=== Section Start ===

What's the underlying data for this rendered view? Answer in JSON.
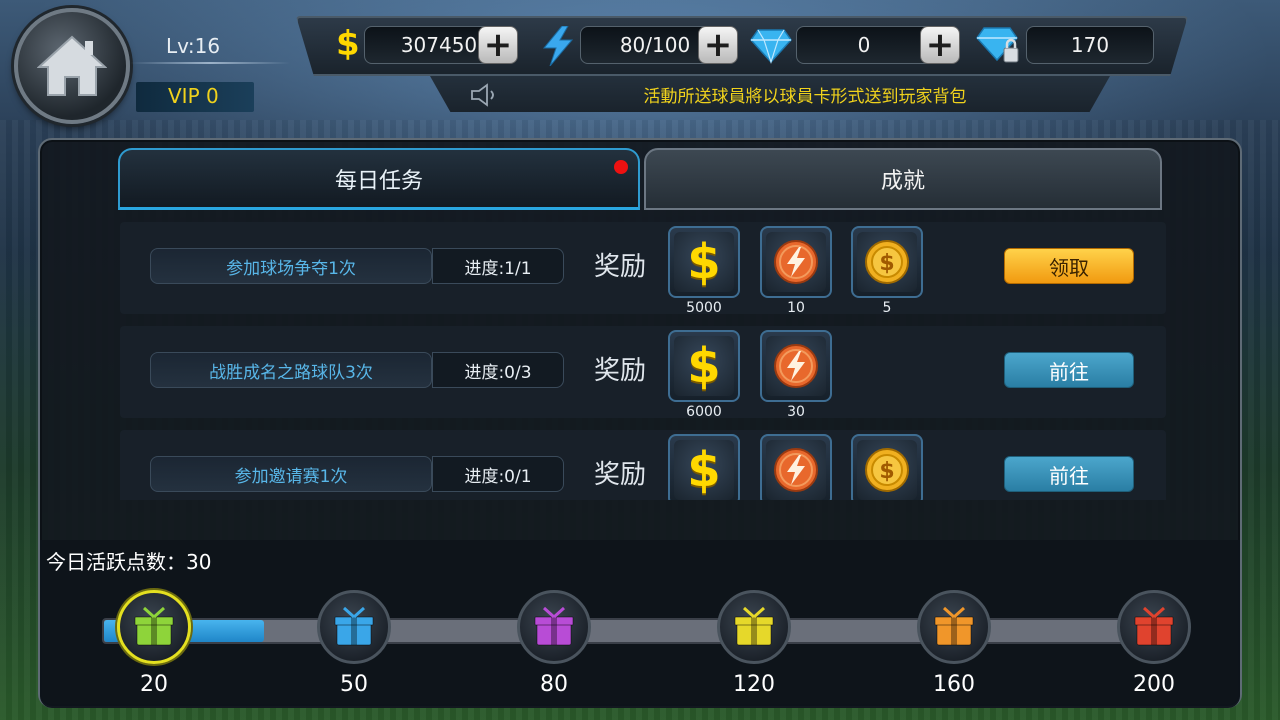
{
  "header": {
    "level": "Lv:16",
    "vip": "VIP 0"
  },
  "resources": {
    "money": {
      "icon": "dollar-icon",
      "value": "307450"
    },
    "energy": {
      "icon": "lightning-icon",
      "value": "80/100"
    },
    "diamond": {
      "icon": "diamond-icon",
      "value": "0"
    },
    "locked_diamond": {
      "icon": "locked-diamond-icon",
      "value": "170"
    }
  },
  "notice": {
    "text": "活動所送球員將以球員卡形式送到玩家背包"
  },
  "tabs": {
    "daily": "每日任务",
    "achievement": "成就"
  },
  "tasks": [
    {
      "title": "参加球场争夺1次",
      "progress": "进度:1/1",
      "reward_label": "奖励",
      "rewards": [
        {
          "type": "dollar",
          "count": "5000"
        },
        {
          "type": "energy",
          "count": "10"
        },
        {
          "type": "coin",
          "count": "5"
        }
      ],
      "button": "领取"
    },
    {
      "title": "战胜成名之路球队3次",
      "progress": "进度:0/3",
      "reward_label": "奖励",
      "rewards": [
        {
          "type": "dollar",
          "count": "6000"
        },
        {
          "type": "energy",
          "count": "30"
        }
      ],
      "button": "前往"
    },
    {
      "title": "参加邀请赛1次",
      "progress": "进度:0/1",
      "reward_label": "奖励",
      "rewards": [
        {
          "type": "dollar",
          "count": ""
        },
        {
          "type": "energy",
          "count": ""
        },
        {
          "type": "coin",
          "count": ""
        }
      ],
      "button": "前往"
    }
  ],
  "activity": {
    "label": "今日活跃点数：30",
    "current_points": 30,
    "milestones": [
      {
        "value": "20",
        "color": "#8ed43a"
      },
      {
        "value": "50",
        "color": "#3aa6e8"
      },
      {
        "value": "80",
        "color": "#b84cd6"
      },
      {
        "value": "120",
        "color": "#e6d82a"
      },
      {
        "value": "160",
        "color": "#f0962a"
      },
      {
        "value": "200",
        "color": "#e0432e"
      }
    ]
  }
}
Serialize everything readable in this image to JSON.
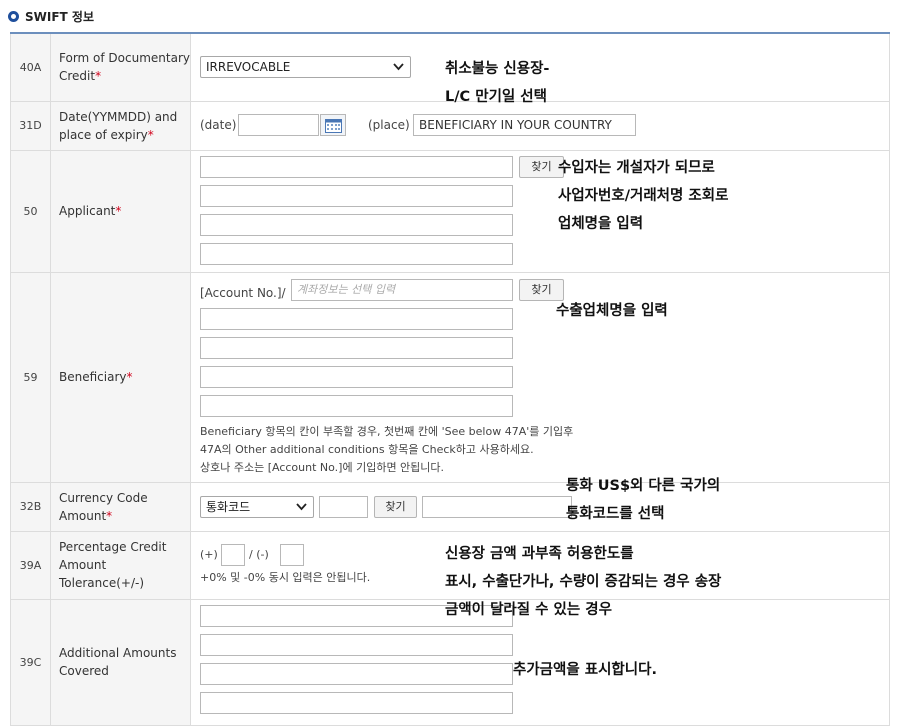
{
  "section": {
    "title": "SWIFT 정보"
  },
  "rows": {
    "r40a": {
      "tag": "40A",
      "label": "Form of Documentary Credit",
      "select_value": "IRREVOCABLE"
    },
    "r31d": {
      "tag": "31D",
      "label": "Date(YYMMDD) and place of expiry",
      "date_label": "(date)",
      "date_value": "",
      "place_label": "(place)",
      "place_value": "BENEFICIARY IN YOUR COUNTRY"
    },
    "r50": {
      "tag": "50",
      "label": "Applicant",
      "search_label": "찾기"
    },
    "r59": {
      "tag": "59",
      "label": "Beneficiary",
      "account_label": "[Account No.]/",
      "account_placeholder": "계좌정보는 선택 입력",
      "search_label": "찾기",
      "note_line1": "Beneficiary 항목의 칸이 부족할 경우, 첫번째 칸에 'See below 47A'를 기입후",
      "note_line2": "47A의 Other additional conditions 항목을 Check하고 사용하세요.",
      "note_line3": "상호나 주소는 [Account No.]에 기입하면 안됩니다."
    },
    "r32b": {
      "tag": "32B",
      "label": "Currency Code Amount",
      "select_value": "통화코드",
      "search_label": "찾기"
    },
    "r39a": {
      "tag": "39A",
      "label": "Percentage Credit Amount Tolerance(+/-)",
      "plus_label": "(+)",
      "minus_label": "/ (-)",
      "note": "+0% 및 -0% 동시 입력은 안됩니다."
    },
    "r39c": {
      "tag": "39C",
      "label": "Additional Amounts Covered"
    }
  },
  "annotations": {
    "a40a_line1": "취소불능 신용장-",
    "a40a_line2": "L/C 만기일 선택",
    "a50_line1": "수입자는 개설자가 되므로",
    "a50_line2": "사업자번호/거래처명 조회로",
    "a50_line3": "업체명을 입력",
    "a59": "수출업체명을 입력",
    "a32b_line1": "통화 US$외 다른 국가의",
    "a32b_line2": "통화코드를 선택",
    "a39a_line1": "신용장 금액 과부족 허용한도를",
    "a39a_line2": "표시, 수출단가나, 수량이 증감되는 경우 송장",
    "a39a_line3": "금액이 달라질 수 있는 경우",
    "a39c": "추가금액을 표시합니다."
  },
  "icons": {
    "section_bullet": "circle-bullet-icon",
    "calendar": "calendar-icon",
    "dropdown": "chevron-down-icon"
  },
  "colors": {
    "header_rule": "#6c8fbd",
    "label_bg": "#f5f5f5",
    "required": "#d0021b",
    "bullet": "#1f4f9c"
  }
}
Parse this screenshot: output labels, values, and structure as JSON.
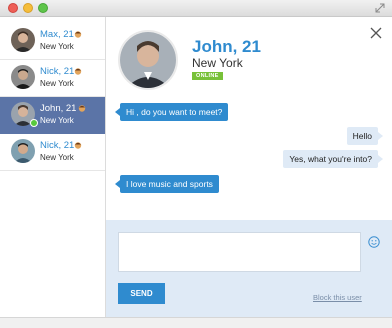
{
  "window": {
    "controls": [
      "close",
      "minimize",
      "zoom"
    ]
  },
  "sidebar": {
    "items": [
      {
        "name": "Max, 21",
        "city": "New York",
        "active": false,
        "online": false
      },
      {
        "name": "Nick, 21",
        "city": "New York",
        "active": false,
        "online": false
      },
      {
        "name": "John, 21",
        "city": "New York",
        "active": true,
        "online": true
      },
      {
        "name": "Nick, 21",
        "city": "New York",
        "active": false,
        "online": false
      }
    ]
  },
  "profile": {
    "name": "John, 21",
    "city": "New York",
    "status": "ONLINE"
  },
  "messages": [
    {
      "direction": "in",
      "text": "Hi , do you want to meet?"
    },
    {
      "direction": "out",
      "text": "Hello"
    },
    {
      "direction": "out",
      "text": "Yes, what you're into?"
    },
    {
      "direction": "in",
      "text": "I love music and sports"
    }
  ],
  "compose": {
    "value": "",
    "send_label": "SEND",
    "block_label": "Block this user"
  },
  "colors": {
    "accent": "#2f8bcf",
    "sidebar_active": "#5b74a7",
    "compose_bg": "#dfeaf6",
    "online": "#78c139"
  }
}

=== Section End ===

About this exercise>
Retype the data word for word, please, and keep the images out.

Answer space>
What's the underlying data for this rendered view? Answer in JSON.
{
  "header": {
    "level": "Lv:16",
    "vip": "VIP 0"
  },
  "resources": {
    "money": {
      "icon": "dollar-icon",
      "value": "307450"
    },
    "energy": {
      "icon": "lightning-icon",
      "value": "80/100"
    },
    "diamond": {
      "icon": "diamond-icon",
      "value": "0"
    },
    "locked_diamond": {
      "icon": "locked-diamond-icon",
      "value": "170"
    }
  },
  "notice": {
    "text": "活動所送球員將以球員卡形式送到玩家背包"
  },
  "tabs": {
    "daily": "每日任务",
    "achievement": "成就"
  },
  "tasks": [
    {
      "title": "参加球场争夺1次",
      "progress": "进度:1/1",
      "reward_label": "奖励",
      "rewards": [
        {
          "type": "dollar",
          "count": "5000"
        },
        {
          "type": "energy",
          "count": "10"
        },
        {
          "type": "coin",
          "count": "5"
        }
      ],
      "button": "领取"
    },
    {
      "title": "战胜成名之路球队3次",
      "progress": "进度:0/3",
      "reward_label": "奖励",
      "rewards": [
        {
          "type": "dollar",
          "count": "6000"
        },
        {
          "type": "energy",
          "count": "30"
        }
      ],
      "button": "前往"
    },
    {
      "title": "参加邀请赛1次",
      "progress": "进度:0/1",
      "reward_label": "奖励",
      "rewards": [
        {
          "type": "dollar",
          "count": ""
        },
        {
          "type": "energy",
          "count": ""
        },
        {
          "type": "coin",
          "count": ""
        }
      ],
      "button": "前往"
    }
  ],
  "activity": {
    "label": "今日活跃点数：30",
    "current_points": 30,
    "milestones": [
      {
        "value": "20",
        "color": "#8ed43a"
      },
      {
        "value": "50",
        "color": "#3aa6e8"
      },
      {
        "value": "80",
        "color": "#b84cd6"
      },
      {
        "value": "120",
        "color": "#e6d82a"
      },
      {
        "value": "160",
        "color": "#f0962a"
      },
      {
        "value": "200",
        "color": "#e0432e"
      }
    ]
  }
}
Serialize everything readable in this image to JSON.
{
  "section": {
    "title": "SWIFT 정보"
  },
  "rows": {
    "r40a": {
      "tag": "40A",
      "label": "Form of Documentary Credit",
      "select_value": "IRREVOCABLE"
    },
    "r31d": {
      "tag": "31D",
      "label": "Date(YYMMDD) and place of expiry",
      "date_label": "(date)",
      "date_value": "",
      "place_label": "(place)",
      "place_value": "BENEFICIARY IN YOUR COUNTRY"
    },
    "r50": {
      "tag": "50",
      "label": "Applicant",
      "search_label": "찾기"
    },
    "r59": {
      "tag": "59",
      "label": "Beneficiary",
      "account_label": "[Account No.]/",
      "account_placeholder": "계좌정보는 선택 입력",
      "search_label": "찾기",
      "note_line1": "Beneficiary 항목의 칸이 부족할 경우, 첫번째 칸에 'See below 47A'를 기입후",
      "note_line2": "47A의 Other additional conditions 항목을 Check하고 사용하세요.",
      "note_line3": "상호나 주소는 [Account No.]에 기입하면 안됩니다."
    },
    "r32b": {
      "tag": "32B",
      "label": "Currency Code Amount",
      "select_value": "통화코드",
      "search_label": "찾기"
    },
    "r39a": {
      "tag": "39A",
      "label": "Percentage Credit Amount Tolerance(+/-)",
      "plus_label": "(+)",
      "minus_label": "/ (-)",
      "note": "+0% 및 -0% 동시 입력은 안됩니다."
    },
    "r39c": {
      "tag": "39C",
      "label": "Additional Amounts Covered"
    }
  },
  "annotations": {
    "a40a_line1": "취소불능 신용장-",
    "a40a_line2": "L/C 만기일 선택",
    "a50_line1": "수입자는 개설자가 되므로",
    "a50_line2": "사업자번호/거래처명 조회로",
    "a50_line3": "업체명을 입력",
    "a59": "수출업체명을 입력",
    "a32b_line1": "통화 US$외 다른 국가의",
    "a32b_line2": "통화코드를 선택",
    "a39a_line1": "신용장 금액 과부족 허용한도를",
    "a39a_line2": "표시, 수출단가나, 수량이 증감되는 경우 송장",
    "a39a_line3": "금액이 달라질 수 있는 경우",
    "a39c": "추가금액을 표시합니다."
  },
  "icons": {
    "section_bullet": "circle-bullet-icon",
    "calendar": "calendar-icon",
    "dropdown": "chevron-down-icon"
  },
  "colors": {
    "header_rule": "#6c8fbd",
    "label_bg": "#f5f5f5",
    "required": "#d0021b",
    "bullet": "#1f4f9c"
  }
}
Parse this screenshot: output labels, values, and structure as JSON.
{
  "window": {
    "controls": [
      "close",
      "minimize",
      "zoom"
    ]
  },
  "sidebar": {
    "items": [
      {
        "name": "Max, 21",
        "city": "New York",
        "active": false,
        "online": false
      },
      {
        "name": "Nick, 21",
        "city": "New York",
        "active": false,
        "online": false
      },
      {
        "name": "John, 21",
        "city": "New York",
        "active": true,
        "online": true
      },
      {
        "name": "Nick, 21",
        "city": "New York",
        "active": false,
        "online": false
      }
    ]
  },
  "profile": {
    "name": "John, 21",
    "city": "New York",
    "status": "ONLINE"
  },
  "messages": [
    {
      "direction": "in",
      "text": "Hi , do you want to meet?"
    },
    {
      "direction": "out",
      "text": "Hello"
    },
    {
      "direction": "out",
      "text": "Yes, what you're into?"
    },
    {
      "direction": "in",
      "text": "I love music and sports"
    }
  ],
  "compose": {
    "value": "",
    "send_label": "SEND",
    "block_label": "Block this user"
  },
  "colors": {
    "accent": "#2f8bcf",
    "sidebar_active": "#5b74a7",
    "compose_bg": "#dfeaf6",
    "online": "#78c139"
  }
}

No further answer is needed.